[[ Source data open ]]

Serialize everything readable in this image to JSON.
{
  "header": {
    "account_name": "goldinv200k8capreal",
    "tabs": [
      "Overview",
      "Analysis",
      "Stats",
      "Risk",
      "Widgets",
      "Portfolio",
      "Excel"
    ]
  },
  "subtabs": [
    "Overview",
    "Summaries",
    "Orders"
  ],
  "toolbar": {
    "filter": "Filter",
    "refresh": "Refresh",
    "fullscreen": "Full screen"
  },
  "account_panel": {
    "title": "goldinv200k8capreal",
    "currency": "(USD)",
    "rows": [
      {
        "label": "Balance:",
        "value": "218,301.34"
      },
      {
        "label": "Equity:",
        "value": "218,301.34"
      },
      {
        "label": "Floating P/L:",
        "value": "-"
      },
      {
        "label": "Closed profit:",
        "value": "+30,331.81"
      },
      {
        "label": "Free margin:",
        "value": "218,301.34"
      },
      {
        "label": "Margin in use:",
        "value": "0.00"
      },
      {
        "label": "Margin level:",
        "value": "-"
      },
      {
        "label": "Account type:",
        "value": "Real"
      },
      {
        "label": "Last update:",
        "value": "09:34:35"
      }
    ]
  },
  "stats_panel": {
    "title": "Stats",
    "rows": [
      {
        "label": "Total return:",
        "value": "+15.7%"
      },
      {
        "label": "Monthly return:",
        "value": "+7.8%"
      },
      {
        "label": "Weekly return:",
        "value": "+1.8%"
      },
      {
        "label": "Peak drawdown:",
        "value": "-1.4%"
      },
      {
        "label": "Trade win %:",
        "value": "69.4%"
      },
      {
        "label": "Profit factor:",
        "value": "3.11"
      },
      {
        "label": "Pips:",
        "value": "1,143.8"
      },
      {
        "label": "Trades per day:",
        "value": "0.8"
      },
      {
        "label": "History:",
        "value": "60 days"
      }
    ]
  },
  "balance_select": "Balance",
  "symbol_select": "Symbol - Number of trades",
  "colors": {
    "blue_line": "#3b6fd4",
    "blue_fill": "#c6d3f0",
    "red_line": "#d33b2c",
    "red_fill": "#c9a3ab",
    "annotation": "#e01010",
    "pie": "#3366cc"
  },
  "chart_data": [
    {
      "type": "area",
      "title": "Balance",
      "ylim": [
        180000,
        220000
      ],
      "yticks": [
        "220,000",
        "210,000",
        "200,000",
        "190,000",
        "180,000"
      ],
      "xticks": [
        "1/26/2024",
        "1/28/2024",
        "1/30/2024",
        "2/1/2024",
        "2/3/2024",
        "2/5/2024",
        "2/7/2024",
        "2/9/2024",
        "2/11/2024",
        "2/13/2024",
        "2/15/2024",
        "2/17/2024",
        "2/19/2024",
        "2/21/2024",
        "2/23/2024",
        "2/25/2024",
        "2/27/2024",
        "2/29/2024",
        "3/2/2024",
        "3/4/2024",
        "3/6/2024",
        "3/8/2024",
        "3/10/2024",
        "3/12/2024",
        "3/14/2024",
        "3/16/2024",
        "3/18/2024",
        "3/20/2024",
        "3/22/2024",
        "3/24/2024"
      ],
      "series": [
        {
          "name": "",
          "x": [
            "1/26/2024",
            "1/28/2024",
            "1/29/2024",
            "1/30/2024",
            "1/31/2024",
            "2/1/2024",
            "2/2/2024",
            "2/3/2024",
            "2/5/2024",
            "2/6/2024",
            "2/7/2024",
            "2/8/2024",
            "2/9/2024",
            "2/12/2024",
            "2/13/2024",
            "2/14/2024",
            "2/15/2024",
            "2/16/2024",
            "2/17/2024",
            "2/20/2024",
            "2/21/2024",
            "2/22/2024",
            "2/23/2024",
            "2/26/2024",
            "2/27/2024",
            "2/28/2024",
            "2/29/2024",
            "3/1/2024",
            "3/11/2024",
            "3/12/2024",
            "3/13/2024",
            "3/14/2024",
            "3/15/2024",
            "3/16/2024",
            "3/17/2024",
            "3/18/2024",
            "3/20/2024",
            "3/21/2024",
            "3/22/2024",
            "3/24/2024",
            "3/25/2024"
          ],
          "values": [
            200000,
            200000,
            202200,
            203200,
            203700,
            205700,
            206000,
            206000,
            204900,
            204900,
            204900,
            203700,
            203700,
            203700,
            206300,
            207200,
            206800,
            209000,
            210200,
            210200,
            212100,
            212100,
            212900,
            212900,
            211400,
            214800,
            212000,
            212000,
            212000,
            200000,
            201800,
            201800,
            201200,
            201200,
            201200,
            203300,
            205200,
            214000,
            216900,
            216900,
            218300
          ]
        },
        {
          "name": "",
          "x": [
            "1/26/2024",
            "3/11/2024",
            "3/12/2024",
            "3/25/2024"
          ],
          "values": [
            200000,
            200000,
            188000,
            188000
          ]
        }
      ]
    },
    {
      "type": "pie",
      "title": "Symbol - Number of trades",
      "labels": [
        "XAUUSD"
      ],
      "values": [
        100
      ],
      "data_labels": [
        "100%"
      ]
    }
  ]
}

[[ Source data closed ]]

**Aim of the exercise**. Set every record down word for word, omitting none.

**Response**.
Serialize everything readable in this image to JSON.
{
  "header": {
    "account_name": "goldinv200k8capreal",
    "tabs": [
      "Overview",
      "Analysis",
      "Stats",
      "Risk",
      "Widgets",
      "Portfolio",
      "Excel"
    ]
  },
  "subtabs": [
    "Overview",
    "Summaries",
    "Orders"
  ],
  "toolbar": {
    "filter": "Filter",
    "refresh": "Refresh",
    "fullscreen": "Full screen"
  },
  "account_panel": {
    "title": "goldinv200k8capreal",
    "currency": "(USD)",
    "rows": [
      {
        "label": "Balance:",
        "value": "218,301.34"
      },
      {
        "label": "Equity:",
        "value": "218,301.34"
      },
      {
        "label": "Floating P/L:",
        "value": "-"
      },
      {
        "label": "Closed profit:",
        "value": "+30,331.81"
      },
      {
        "label": "Free margin:",
        "value": "218,301.34"
      },
      {
        "label": "Margin in use:",
        "value": "0.00"
      },
      {
        "label": "Margin level:",
        "value": "-"
      },
      {
        "label": "Account type:",
        "value": "Real"
      },
      {
        "label": "Last update:",
        "value": "09:34:35"
      }
    ]
  },
  "stats_panel": {
    "title": "Stats",
    "rows": [
      {
        "label": "Total return:",
        "value": "+15.7%"
      },
      {
        "label": "Monthly return:",
        "value": "+7.8%"
      },
      {
        "label": "Weekly return:",
        "value": "+1.8%"
      },
      {
        "label": "Peak drawdown:",
        "value": "-1.4%"
      },
      {
        "label": "Trade win %:",
        "value": "69.4%"
      },
      {
        "label": "Profit factor:",
        "value": "3.11"
      },
      {
        "label": "Pips:",
        "value": "1,143.8"
      },
      {
        "label": "Trades per day:",
        "value": "0.8"
      },
      {
        "label": "History:",
        "value": "60 days"
      }
    ]
  },
  "balance_select": "Balance",
  "symbol_select": "Symbol - Number of trades",
  "colors": {
    "blue_line": "#3b6fd4",
    "blue_fill": "#c6d3f0",
    "red_line": "#d33b2c",
    "red_fill": "#c9a3ab",
    "annotation": "#e01010",
    "pie": "#3366cc"
  },
  "chart_data": [
    {
      "type": "area",
      "title": "Balance",
      "ylim": [
        180000,
        220000
      ],
      "yticks": [
        "220,000",
        "210,000",
        "200,000",
        "190,000",
        "180,000"
      ],
      "xticks": [
        "1/26/2024",
        "1/28/2024",
        "1/30/2024",
        "2/1/2024",
        "2/3/2024",
        "2/5/2024",
        "2/7/2024",
        "2/9/2024",
        "2/11/2024",
        "2/13/2024",
        "2/15/2024",
        "2/17/2024",
        "2/19/2024",
        "2/21/2024",
        "2/23/2024",
        "2/25/2024",
        "2/27/2024",
        "2/29/2024",
        "3/2/2024",
        "3/4/2024",
        "3/6/2024",
        "3/8/2024",
        "3/10/2024",
        "3/12/2024",
        "3/14/2024",
        "3/16/2024",
        "3/18/2024",
        "3/20/2024",
        "3/22/2024",
        "3/24/2024"
      ],
      "series": [
        {
          "name": "",
          "x": [
            "1/26/2024",
            "1/28/2024",
            "1/29/2024",
            "1/30/2024",
            "1/31/2024",
            "2/1/2024",
            "2/2/2024",
            "2/3/2024",
            "2/5/2024",
            "2/6/2024",
            "2/7/2024",
            "2/8/2024",
            "2/9/2024",
            "2/12/2024",
            "2/13/2024",
            "2/14/2024",
            "2/15/2024",
            "2/16/2024",
            "2/17/2024",
            "2/20/2024",
            "2/21/2024",
            "2/22/2024",
            "2/23/2024",
            "2/26/2024",
            "2/27/2024",
            "2/28/2024",
            "2/29/2024",
            "3/1/2024",
            "3/11/2024",
            "3/12/2024",
            "3/13/2024",
            "3/14/2024",
            "3/15/2024",
            "3/16/2024",
            "3/17/2024",
            "3/18/2024",
            "3/20/2024",
            "3/21/2024",
            "3/22/2024",
            "3/24/2024",
            "3/25/2024"
          ],
          "values": [
            200000,
            200000,
            202200,
            203200,
            203700,
            205700,
            206000,
            206000,
            204900,
            204900,
            204900,
            203700,
            203700,
            203700,
            206300,
            207200,
            206800,
            209000,
            210200,
            210200,
            212100,
            212100,
            212900,
            212900,
            211400,
            214800,
            212000,
            212000,
            212000,
            200000,
            201800,
            201800,
            201200,
            201200,
            201200,
            203300,
            205200,
            214000,
            216900,
            216900,
            218300
          ]
        },
        {
          "name": "",
          "x": [
            "1/26/2024",
            "3/11/2024",
            "3/12/2024",
            "3/25/2024"
          ],
          "values": [
            200000,
            200000,
            188000,
            188000
          ]
        }
      ]
    },
    {
      "type": "pie",
      "title": "Symbol - Number of trades",
      "labels": [
        "XAUUSD"
      ],
      "values": [
        100
      ],
      "data_labels": [
        "100%"
      ]
    }
  ]
}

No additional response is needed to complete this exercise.